Be careful with reopening of schools
- The dilemma of whether to open schools or not amid Covid-19 is disturbing to the ministry as well as the parents in view of lack of precedence of such a situation in recent memory.
- To use ICT for teaching and learning would mean that school set-ups be re-engineered in the immediate and intermediate future
- For the practical lessons, laboratories are well spaced by design due to the need for individual use of equipment.
In 1994, the Ministry of Education had a pragmatic and foresighted permanent secretary by the name Simeon Lesrima. One of the issues he was passionate about was the introduction of information and communication technology (ICT) for management purposes at the headquarters, to be cascaded to the provinces and districts and finally to schools for teaching and learning.
Unfortunately, Mr Lesrima faced not only resistance to his idea but also had to contend with inertia from nearly all the senior staff who were expected to champion it.
Before he left office, he told a senior management meeting that he had given up on the idea and that ICT will only be introduced at the ministry when they had all retired or died and replaced by a new generation of change agents.
DISBURSEMENT OF GRANTS
Twenty-six years down the line, faced with the need to deploy ICT in teaching and learning due to the disruption of schooling by the coronavirus, his statement has come to pass.
Granted, the ministry has largely, though incrementally, introduced ICT in the management of examinations, selection of Form One and university joiners, disbursement of grants, teacher management and dispersal of information in real time.
However, the use of ICT for teaching and learning in public schools, universities and mid-level tertiary institutions has lagged behind at the rudimentary level. This is the situation the country finds itself with every sector of the economy forced to shift in a big way to the use of ICT for management of its affairs.
The dilemma of whether to open schools or not amid the smouldering infections is disturbing to the ministry as well as the parents in view of lack of precedence of such a situation in recent memory.
To use ICT for teaching and learning would mean that school set-ups be re-engineered in the immediate and intermediate future. Classrooms in most public schools are congested, with up to 70 students in a room designed for less than 45. Dormitories are equally crowded. In the coming cold season, students will definitely close windows and doors at night to avoid the chilly conditions. Were one of them to be infected with the virus, the rest would be.The situation in day schools is better, with social distancing in classrooms. But day scholars mingle with non-students at home and on the way to and from school, risking infection.
The ministry and the schools’ boards of management (BoM) need to consider the following before reopening schools.
First, all schools invest in cameras and electronic screens.
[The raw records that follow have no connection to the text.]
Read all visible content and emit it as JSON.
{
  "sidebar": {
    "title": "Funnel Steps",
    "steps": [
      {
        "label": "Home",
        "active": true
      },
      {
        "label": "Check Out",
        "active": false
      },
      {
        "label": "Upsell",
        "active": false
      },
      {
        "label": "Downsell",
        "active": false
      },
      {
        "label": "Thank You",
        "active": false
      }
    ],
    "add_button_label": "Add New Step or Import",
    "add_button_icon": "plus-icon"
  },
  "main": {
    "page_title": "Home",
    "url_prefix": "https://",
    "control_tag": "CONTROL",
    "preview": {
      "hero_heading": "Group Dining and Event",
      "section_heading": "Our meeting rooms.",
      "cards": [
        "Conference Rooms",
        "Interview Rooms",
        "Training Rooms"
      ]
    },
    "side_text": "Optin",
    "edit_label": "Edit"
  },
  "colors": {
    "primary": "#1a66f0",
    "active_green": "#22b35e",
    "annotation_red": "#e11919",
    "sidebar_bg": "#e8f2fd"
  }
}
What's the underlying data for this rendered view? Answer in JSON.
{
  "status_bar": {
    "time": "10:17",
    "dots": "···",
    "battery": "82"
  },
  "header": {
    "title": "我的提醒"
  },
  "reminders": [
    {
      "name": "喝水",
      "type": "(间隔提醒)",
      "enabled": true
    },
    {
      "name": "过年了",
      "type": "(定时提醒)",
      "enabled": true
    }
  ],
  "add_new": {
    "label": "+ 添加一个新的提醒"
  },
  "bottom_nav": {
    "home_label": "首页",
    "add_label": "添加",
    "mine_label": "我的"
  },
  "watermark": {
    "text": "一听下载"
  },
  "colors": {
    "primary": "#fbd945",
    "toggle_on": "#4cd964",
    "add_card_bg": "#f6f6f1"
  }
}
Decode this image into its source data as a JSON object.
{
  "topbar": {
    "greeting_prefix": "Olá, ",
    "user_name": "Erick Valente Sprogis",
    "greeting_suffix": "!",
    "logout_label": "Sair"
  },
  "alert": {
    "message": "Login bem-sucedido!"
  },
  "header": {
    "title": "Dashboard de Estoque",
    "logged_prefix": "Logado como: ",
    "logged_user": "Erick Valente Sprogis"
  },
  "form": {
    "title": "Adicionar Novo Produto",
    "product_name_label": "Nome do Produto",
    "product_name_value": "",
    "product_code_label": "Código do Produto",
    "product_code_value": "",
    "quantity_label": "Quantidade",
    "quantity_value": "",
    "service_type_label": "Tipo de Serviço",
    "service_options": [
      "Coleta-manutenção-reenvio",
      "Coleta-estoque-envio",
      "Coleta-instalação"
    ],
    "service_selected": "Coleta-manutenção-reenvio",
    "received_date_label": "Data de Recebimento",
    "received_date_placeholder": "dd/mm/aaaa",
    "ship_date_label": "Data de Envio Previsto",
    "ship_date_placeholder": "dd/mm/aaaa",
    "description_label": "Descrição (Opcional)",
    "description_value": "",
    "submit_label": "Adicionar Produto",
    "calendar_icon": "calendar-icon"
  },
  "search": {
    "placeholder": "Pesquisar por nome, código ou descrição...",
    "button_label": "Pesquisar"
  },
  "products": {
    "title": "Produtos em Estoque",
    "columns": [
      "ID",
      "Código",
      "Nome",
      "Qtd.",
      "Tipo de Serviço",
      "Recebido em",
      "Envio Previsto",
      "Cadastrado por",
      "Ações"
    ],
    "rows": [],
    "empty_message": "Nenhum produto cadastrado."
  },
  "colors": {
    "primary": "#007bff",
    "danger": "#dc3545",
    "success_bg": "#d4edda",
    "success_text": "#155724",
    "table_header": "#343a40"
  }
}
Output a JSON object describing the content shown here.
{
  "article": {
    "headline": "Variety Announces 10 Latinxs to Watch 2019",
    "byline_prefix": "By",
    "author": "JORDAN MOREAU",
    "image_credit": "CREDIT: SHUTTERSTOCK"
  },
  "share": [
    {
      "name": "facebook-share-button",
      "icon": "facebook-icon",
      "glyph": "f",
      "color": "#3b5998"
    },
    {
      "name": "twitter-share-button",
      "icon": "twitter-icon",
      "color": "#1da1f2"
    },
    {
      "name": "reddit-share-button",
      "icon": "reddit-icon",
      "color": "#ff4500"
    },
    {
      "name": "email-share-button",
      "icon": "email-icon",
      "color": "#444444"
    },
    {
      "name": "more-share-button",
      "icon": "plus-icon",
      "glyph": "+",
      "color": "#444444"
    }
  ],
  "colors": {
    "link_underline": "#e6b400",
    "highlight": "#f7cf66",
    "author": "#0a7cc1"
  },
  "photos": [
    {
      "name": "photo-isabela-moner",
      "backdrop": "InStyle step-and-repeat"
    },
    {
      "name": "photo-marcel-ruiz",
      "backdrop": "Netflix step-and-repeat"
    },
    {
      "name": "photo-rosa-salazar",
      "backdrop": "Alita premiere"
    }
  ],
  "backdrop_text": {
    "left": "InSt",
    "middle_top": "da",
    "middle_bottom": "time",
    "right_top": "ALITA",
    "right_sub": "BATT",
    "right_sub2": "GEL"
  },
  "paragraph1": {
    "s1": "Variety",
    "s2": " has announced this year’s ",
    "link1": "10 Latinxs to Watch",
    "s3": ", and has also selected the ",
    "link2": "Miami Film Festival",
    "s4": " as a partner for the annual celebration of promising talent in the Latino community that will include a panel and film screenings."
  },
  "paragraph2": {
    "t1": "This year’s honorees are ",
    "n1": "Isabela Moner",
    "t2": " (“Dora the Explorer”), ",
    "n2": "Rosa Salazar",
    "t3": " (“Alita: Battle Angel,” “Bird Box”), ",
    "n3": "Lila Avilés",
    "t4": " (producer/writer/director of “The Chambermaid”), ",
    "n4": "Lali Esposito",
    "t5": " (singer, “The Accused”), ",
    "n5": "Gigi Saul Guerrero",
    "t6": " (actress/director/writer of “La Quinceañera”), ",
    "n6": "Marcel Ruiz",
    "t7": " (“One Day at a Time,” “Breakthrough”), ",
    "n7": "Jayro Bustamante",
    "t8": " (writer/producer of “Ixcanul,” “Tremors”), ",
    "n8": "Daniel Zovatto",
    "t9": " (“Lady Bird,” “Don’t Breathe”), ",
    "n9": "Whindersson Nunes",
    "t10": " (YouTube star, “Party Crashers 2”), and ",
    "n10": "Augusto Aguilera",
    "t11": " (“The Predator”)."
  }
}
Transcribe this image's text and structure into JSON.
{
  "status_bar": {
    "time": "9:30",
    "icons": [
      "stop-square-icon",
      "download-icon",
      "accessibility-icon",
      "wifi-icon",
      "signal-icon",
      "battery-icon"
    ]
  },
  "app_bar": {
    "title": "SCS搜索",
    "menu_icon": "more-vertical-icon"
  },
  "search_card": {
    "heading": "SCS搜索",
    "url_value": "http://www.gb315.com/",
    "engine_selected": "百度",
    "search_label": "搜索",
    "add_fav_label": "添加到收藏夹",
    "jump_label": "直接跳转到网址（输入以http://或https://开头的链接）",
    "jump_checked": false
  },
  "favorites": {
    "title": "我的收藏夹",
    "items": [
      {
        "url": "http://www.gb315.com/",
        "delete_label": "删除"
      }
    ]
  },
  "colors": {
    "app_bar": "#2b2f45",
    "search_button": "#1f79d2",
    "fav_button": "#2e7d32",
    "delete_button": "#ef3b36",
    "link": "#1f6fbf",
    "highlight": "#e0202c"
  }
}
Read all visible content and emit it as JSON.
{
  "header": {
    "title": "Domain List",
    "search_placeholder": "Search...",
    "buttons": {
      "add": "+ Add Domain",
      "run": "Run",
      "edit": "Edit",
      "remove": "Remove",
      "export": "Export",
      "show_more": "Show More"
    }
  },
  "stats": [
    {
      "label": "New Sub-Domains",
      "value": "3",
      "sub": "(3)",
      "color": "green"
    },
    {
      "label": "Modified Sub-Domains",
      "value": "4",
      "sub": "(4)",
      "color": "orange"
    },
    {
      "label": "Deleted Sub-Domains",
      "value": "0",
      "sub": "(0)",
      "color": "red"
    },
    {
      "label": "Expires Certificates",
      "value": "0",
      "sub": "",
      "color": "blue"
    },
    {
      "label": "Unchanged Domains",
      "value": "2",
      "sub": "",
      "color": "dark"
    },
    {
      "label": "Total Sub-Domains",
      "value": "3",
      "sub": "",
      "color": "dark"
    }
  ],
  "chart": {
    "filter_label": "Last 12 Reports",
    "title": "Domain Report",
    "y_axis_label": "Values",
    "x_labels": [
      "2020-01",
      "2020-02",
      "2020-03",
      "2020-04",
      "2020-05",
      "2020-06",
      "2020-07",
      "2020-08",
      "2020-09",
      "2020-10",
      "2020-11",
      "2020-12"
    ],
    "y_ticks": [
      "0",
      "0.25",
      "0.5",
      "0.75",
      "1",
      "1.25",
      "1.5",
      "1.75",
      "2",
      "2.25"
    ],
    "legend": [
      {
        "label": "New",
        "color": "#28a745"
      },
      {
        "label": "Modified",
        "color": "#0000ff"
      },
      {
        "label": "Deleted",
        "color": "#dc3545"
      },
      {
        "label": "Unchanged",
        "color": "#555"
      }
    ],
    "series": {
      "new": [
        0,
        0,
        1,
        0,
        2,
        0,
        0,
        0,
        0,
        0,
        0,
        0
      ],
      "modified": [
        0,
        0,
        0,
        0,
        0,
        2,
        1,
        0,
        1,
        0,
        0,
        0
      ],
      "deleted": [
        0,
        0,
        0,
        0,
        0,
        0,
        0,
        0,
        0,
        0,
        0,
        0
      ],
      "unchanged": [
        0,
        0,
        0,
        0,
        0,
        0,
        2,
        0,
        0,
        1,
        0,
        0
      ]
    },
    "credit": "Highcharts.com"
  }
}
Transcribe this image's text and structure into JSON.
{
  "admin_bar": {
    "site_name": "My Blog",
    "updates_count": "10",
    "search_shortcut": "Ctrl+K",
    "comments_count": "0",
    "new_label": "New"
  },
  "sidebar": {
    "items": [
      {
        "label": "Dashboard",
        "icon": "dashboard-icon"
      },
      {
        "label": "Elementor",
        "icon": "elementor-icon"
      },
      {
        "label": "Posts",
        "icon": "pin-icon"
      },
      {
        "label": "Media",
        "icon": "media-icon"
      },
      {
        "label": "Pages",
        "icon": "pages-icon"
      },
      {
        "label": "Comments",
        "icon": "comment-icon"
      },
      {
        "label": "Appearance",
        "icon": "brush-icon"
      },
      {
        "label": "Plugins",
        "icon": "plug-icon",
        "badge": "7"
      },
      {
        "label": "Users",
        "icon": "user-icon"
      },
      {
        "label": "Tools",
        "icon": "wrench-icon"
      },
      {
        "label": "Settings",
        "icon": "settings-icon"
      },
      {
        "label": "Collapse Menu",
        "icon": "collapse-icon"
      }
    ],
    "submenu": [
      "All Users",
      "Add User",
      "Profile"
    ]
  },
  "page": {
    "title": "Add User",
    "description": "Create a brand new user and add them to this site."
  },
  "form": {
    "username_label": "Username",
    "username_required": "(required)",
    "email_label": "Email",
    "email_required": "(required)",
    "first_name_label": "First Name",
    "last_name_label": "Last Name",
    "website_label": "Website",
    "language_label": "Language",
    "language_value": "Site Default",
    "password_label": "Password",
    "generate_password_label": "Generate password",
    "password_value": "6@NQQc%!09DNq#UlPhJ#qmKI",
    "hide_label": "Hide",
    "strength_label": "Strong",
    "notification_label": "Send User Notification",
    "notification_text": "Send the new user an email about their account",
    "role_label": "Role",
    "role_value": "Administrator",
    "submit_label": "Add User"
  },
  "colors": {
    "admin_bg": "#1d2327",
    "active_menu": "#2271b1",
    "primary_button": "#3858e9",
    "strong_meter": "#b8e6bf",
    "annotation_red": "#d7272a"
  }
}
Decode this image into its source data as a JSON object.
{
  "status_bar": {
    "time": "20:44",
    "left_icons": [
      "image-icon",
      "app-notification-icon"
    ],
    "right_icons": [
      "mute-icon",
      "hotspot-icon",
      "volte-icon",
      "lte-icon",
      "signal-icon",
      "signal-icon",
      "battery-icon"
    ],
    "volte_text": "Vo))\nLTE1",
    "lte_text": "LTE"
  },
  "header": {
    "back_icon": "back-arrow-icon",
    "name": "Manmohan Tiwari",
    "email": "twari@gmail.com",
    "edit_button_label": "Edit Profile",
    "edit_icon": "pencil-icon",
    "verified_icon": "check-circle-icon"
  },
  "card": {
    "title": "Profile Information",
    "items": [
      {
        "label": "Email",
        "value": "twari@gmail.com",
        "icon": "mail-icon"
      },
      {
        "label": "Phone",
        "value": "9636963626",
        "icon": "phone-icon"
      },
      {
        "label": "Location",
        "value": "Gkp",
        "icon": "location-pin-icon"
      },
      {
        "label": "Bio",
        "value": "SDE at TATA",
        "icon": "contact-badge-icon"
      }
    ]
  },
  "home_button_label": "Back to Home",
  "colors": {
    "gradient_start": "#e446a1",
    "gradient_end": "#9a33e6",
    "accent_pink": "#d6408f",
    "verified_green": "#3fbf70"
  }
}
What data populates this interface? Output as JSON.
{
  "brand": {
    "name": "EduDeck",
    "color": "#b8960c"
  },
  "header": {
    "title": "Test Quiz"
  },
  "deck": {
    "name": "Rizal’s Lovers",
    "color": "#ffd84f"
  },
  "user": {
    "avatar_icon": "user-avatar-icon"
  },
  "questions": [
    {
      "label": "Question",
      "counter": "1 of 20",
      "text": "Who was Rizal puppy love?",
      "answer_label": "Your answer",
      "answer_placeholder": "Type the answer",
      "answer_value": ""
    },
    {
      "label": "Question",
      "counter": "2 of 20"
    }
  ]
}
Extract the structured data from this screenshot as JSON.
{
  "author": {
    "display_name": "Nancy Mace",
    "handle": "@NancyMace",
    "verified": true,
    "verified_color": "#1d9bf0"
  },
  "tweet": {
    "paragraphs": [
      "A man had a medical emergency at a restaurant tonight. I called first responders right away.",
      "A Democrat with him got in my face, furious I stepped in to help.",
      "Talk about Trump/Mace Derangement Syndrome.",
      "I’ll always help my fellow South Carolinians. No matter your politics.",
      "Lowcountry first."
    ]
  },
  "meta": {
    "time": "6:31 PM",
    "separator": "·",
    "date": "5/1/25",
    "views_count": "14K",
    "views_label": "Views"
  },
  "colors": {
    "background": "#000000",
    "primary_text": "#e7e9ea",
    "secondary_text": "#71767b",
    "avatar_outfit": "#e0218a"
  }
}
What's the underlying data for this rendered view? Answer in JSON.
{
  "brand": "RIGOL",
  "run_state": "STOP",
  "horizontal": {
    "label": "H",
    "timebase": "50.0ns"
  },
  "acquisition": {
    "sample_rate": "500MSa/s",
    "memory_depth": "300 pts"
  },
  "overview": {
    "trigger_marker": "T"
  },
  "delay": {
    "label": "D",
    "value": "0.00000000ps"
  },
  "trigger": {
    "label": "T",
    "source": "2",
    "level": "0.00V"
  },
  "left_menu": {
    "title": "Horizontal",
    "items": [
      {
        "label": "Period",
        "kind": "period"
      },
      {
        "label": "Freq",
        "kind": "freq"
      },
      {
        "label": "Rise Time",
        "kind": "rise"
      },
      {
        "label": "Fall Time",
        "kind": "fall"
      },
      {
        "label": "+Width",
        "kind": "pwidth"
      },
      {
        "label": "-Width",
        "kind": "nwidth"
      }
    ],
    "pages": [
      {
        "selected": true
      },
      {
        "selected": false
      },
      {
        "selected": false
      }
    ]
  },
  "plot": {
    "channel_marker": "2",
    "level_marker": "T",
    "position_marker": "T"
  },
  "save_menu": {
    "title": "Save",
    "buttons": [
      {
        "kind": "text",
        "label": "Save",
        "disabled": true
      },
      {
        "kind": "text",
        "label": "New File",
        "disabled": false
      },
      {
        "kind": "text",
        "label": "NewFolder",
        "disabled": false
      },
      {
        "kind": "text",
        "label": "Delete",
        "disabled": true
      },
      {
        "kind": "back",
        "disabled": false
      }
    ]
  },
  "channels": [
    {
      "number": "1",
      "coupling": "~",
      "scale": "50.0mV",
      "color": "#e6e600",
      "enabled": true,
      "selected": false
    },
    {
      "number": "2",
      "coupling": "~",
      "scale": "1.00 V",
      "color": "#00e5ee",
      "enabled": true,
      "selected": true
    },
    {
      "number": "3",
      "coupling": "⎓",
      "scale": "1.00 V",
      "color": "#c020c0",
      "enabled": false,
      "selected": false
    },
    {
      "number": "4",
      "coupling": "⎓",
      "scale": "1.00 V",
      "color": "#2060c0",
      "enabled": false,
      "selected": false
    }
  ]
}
This will entail decongesting classrooms to possibly a third or a quarter of their current enrollment and be taught in the normal classroom teacher-pupil interaction. The rest can be taught outside in tents or domes or under trees with the use of cameras and large electronic screens.
For the practical lessons, laboratories are well spaced by design due to the need for individual use of equipment. Schools would need to have more shifts on use of labs. They will require to hire cameramen to assist teachers in teaching.
Secondly, schools need to consider pitching several domes that accommodate more than 60 students when social distance spacing of two metres is considered. These could serve as both classrooms and dormitories, depending on how many a school can procure.
Thirdly, the responsibility of students commuting to and from school and home, of necessity, has to be borne by the parents for day scholars, who constitute more than 70 per cent and over 90 per cent of students in secondary and primary schools, respectively.
Fourthly, boarding schools have to invest massively in healthcare, including by employing medics within the institutions to monitor and attend to students’ medical needs at the shortest possible notice. This will not only pre-empt ailments but also provide psychological comfort and confidence to the students and parents.
Fifthly, the ministry and BoMs have to invest heavily in ICT and adopt its use during and after the pandemic, especially since nobody knows when it will end or be tamed.
Finally, it is difficult to regulate human behaviour, more so children. These measures would be difficult to administer in Kenya with infection rates increasing. Several countries, including France, have had to close schools after a few days of reopening due to a spike in infections. Lebanon, Chile and a few others also had to lock down cities after a few days of reopening.
It would be unwise — nay, fatalistic — for parents to push the government to reopen schools before infections reduce significantly, as was the case in Wuhan. September may be a time to consider. Let us be cautious and patient.
Mr Sogomo is a former Secretary of TSC.